Sorting and Classifying Nature Objects

During outdoor time, I encourage kids to collect leaves, rocks, and sticks, then sort and classify them by size, color, or type.

This hands-on activity melds math with science, showing them how math is present in the world around us, fostering a natural curiosity and appreciation for both subjects.

Interactive Math Walls

I’ve created an interactive math wall in our classroom where children can move numbers, shapes, and objects to solve problems or create patterns.

This visual and tactile approach allows children to physically engage with math concepts, making abstract ideas more concrete and understandable.

Integrating Technology Mindfully

While traditional games and activities form the backbone of our math program, I’ve also found value in integrating technology to enhance learning.

Educational Apps

I’ve carefully selected educational apps that offer interactive math challenges suited to the developmental stages of my students.

These digital tools provide immediate feedback and adapt to each child’s pace, offering a personalized learning experience that supports and extends our hands-on activities.

Interactive Whiteboards

I’ve personally seen the benefits of using interactive whiteboards during group lessons.

Displaying puzzles, games, and math stories on a larger scale captures the children’s attention and fosters a collective learning experience.

It’s a tool that encourages participation and makes learning visible to the whole class.

Cultivating a Positive Math Culture

Fostering a positive attitude towards math from an early age is crucial. It’s about creating an environment where mistakes are seen as learning opportunities and persistence is celebrated.

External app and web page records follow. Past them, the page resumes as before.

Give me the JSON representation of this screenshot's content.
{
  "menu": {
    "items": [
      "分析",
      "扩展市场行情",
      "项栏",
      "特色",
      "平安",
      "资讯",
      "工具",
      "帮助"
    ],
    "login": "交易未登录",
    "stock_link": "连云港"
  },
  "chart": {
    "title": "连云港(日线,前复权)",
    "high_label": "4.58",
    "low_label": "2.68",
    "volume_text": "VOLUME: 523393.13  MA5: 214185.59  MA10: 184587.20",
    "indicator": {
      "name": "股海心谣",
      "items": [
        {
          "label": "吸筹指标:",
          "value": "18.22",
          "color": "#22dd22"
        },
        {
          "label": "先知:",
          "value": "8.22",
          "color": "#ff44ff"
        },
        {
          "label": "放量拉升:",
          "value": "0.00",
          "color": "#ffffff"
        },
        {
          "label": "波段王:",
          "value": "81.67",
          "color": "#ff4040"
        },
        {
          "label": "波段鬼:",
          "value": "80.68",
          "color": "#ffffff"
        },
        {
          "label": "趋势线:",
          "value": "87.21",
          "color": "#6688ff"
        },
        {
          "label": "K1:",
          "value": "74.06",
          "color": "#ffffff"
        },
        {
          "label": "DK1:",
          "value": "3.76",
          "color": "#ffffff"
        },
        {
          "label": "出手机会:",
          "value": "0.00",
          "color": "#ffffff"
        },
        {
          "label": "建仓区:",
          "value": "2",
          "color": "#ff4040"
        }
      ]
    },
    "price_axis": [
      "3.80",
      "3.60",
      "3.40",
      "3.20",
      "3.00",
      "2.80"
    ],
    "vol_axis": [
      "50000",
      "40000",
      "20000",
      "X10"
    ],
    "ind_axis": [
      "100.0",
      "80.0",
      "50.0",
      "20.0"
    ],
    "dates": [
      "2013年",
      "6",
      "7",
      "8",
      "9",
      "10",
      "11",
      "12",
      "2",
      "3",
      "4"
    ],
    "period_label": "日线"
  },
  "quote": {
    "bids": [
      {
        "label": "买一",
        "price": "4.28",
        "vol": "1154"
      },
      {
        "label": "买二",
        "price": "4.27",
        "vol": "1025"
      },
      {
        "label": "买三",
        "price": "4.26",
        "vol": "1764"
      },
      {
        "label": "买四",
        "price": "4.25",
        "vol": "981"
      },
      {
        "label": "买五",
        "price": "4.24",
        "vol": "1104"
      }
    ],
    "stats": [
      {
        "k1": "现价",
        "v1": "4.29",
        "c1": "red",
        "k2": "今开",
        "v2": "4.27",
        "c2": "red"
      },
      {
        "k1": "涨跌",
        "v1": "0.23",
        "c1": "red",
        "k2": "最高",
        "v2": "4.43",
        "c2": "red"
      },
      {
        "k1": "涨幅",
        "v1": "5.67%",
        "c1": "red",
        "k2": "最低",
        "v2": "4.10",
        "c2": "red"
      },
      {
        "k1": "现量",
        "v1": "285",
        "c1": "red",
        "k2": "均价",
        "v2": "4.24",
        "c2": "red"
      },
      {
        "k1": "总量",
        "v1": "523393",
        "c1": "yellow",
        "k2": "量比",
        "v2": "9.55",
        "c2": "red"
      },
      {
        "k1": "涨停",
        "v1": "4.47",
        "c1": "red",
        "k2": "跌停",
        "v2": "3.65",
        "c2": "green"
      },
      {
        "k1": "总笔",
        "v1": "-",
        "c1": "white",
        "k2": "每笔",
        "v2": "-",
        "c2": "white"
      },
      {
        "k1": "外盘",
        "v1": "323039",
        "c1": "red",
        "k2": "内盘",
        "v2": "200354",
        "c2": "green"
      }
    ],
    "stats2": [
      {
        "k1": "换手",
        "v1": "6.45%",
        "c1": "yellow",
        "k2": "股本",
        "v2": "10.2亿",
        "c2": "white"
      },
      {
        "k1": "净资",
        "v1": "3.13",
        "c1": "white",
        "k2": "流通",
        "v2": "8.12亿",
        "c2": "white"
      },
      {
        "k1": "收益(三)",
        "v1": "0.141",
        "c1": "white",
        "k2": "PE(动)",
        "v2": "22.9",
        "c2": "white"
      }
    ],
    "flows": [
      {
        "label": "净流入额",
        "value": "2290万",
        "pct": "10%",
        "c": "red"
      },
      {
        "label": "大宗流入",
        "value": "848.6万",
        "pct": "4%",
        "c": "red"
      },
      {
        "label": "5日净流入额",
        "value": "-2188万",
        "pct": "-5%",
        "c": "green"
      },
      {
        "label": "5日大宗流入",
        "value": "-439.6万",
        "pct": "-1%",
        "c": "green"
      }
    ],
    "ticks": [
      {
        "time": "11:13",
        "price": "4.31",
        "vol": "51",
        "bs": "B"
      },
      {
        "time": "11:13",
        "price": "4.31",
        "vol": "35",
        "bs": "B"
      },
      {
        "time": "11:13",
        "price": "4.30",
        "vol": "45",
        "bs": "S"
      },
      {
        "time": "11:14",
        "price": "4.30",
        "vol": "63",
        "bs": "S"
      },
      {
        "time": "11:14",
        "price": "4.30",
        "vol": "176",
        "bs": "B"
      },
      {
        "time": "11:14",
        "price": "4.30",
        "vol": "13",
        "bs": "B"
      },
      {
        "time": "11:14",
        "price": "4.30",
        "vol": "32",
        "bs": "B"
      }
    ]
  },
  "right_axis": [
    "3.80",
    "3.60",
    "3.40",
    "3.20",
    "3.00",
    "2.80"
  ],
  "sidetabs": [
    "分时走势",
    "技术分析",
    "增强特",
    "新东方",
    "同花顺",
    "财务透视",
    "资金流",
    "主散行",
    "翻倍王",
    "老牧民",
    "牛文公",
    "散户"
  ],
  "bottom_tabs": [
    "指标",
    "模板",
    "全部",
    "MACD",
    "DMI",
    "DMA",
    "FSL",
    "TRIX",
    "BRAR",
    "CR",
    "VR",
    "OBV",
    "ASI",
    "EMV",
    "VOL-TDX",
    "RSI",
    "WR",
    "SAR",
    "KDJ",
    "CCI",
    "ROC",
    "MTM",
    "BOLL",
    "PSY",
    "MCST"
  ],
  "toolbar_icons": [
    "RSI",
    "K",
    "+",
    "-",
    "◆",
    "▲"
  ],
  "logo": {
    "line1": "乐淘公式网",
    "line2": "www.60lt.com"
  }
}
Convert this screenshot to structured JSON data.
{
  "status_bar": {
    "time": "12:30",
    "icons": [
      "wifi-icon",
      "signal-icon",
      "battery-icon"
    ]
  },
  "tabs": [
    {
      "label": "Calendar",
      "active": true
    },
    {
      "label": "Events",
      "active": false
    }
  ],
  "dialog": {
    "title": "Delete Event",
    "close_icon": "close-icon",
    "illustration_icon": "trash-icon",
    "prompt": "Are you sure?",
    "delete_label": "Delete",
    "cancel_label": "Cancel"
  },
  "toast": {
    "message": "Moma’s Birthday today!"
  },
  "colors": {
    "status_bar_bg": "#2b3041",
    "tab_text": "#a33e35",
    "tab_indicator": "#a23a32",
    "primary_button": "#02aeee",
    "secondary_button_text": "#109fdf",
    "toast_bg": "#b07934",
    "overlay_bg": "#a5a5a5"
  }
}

Celebrating “Math Moments”

I’ve made it a point to celebrate “math moments” – those instances when a child grasps a concept, makes a connection, or persists through a challenge.

Acknowledging these achievements builds confidence and underscores the value of effort and exploration in learning.

Encouraging Math Talk

I’ve fostered an environment where talking about math is a part of our daily conversation.

Asking open-ended questions like “What do you notice?” or “How did you figure that out?” prompts reflective thinking and helps children articulate their thought processes.

This dialogue deepens their understanding and makes math a communal, rather than solitary, endeavor.

Math Journals for Reflection

I’ve introduced math journals where children draw or write about their math experiences.

This encourages them to reflect on what they’ve learned and express any challenges they faced. It’s a great way for me to understand their thought processes and celebrate their progress.

Group Problem-Solving Sessions

I regularly organize group problem-solving sessions where the children work together on a math puzzle.

Watching them communicate and collaborate to find a solution reinforces the idea that math can be a social, shared experience, not just an individual task. It builds their confidence and teamwork skills.

Positive Math Affirmations

To combat math anxiety early on, I’ve started using positive math affirmations in our classroom. Phrases like “I can learn math,” “Mistakes help me grow,” are part of our daily routine.

This practice helps build a positive mindset towards math, encouraging resilience and a can-do attitude among my young learners.

Reflections on the Journey

Reflecting on the path to building little mathematicians in the early years, I’m continually inspired by the capacity of young children to engage with mathematical concepts when they’re presented in a fun, accessible way.

The games and activities we’ve explored are just the beginning of a lifelong adventure with math.

Concluding Thoughts

By integrating movement, storytelling, hands-on activities, and technology, we can make math an exciting part of everyday life for our youngest learners.

It’s a journey that’s not just about numbers and equations but about fostering curiosity, problem-solving skills, and a love of learning that will stay with them as they grow.

In my years of working with children, I’ve seen the powerful impact that a positive, engaging approach to math can have, and it’s a reminder of the role we play in shaping not just mathematicians, but confident, curious learners ready to explore the world.